2 : IFREMER, Lab Environm Ressources Morbihan Pays Loire, F-56470 La Trinite, France.
3 : IFREMER, UMR Physiol & Ecophysiol Mollusques Marins M100, Plouzane, France.
|Source||Aquaculture (0044-8486) (Elsevier Science Bv), 2010-02 , Vol. 299 , N. 1-4 , P. 21-29|
|WOS© Times Cited||93|
|Keyword(s)||Crassostrea gigas, Heritability, Juveniles, Summer mortality, Survival, Growth|
|Abstract||Response to divergent selection for "high" and "low" survival during the summer period, from July to October, was investigated in juvenile (six-month-old) Pacific oysters, Crassostrea gigas, by producing two sets of progenies in 2002 (Generation 2) and three sets of progenies in 2003 (Generation 3). A strict between-family approach was used and resistance of these selected progenies to summer mortality was assessed in three sites along French coasts, to determine their response to selection and estimate realized heritability of the trait.
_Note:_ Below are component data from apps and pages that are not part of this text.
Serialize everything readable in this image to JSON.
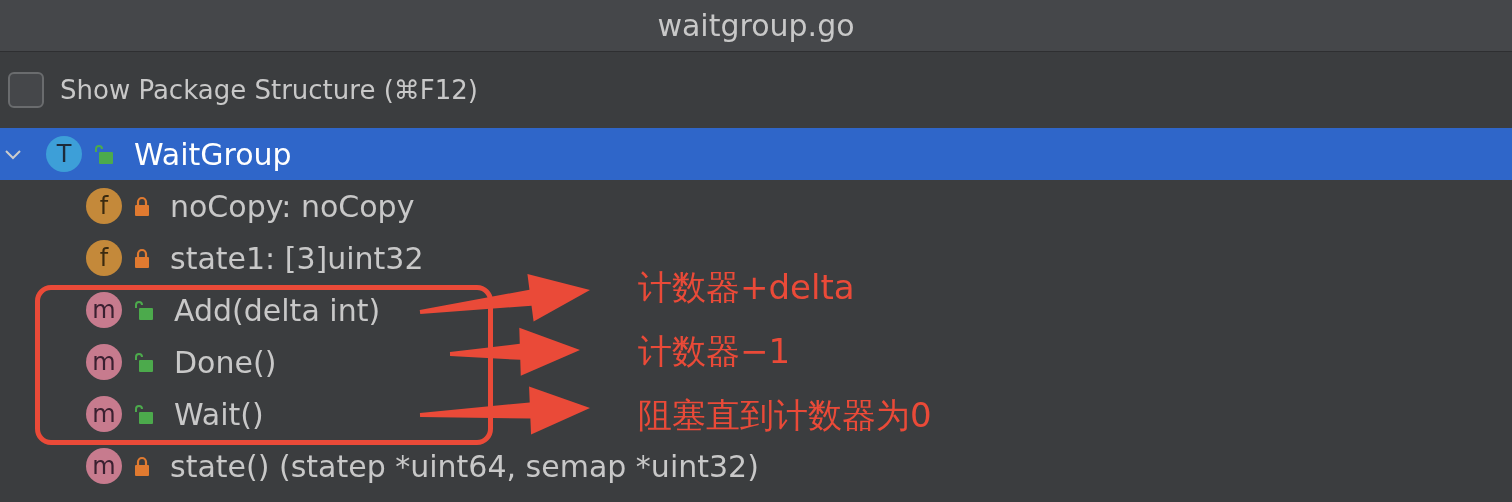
{
  "window": {
    "title": "waitgroup.go"
  },
  "show_package_structure": {
    "label": "Show Package Structure (⌘F12)",
    "checked": false
  },
  "tree": [
    {
      "name": "WaitGroup",
      "badge": "T",
      "kind": "type",
      "locked": false,
      "selected": true,
      "expanded": true,
      "children": [
        {
          "name": "noCopy: noCopy",
          "badge": "f",
          "kind": "field",
          "locked": true,
          "selected": false
        },
        {
          "name": "state1: [3]uint32",
          "badge": "f",
          "kind": "field",
          "locked": true,
          "selected": false
        },
        {
          "name": "Add(delta int)",
          "badge": "m",
          "kind": "method",
          "locked": false,
          "selected": false
        },
        {
          "name": "Done()",
          "badge": "m",
          "kind": "method",
          "locked": false,
          "selected": false
        },
        {
          "name": "Wait()",
          "badge": "m",
          "kind": "method",
          "locked": false,
          "selected": false
        },
        {
          "name": "state() (statep *uint64, semap *uint32)",
          "badge": "m",
          "kind": "method",
          "locked": true,
          "selected": false
        }
      ]
    }
  ],
  "annotations": [
    {
      "text": "计数器+delta"
    },
    {
      "text": "计数器−1"
    },
    {
      "text": "阻塞直到计数器为0"
    }
  ]
}
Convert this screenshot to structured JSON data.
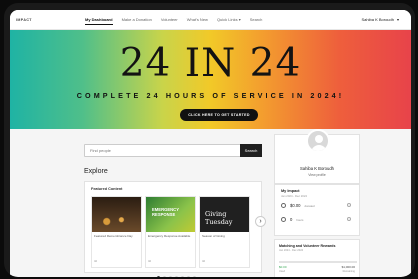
{
  "nav": {
    "logo": "IMPACT",
    "links": [
      "My Dashboard",
      "Make a Donation",
      "Volunteer",
      "What's New",
      "Quick Links ▾",
      "Search"
    ],
    "user": "Sahiba K Boroudh",
    "user_caret": "▾"
  },
  "hero": {
    "title": "24 IN 24",
    "subtitle": "COMPLETE 24 HOURS OF SERVICE IN 2024!",
    "cta": "CLICK HERE TO GET STARTED"
  },
  "search": {
    "placeholder": "Find people",
    "button": "Search"
  },
  "explore": {
    "heading": "Explore",
    "featured_title": "Featured Content",
    "tiles": [
      {
        "overlay": "",
        "caption": "Featured Remembrance Day",
        "meta": "3d"
      },
      {
        "overlay": "EMERGENCY RESPONSE",
        "caption": "Emergency Response Available",
        "meta": "3d"
      },
      {
        "overlay": "Giving Tuesday",
        "caption": "Season of Giving",
        "meta": "3d"
      }
    ],
    "next_label": "›",
    "dots": 7
  },
  "profile": {
    "name": "Sahiba K Boroudh",
    "link": "View profile"
  },
  "impact": {
    "title": "My Impact",
    "subtitle": "Jan 2024 - Dec 2024",
    "donated": "$0.00",
    "donated_label": "donated",
    "hours": "0",
    "hours_label": "hours"
  },
  "matching": {
    "title": "Matching and Volunteer Rewards",
    "subtitle": "Jan 2024 - Dec 2024",
    "used": "$0.00",
    "total": "$1,000.00",
    "used_label": "Used",
    "remaining_label": "Remaining",
    "progress_fraction": 0.0
  }
}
A significant difference in survival was observed between the "high" and "low" selected groups at all sites for all sets of progenies, indicating a significant genetic component. High realized heritabilities for survival obtained from Generation 2 oysters, ranging from 0.61 ± 0.08 to 0.98 ± 0.15, were in line with previous results from the first generation. Finally, Generation 3 realized heritability, ranging from 0.55 ± 0.18 to 0.81 ± 0.13, supported results from Generation 2. Our results demonstrate that selective breeding to improve survival during the first summer can be successfully implemented and should lead to rapid gains. Overall, selection on survival did not have any impact on growth, although it did have one on yield.|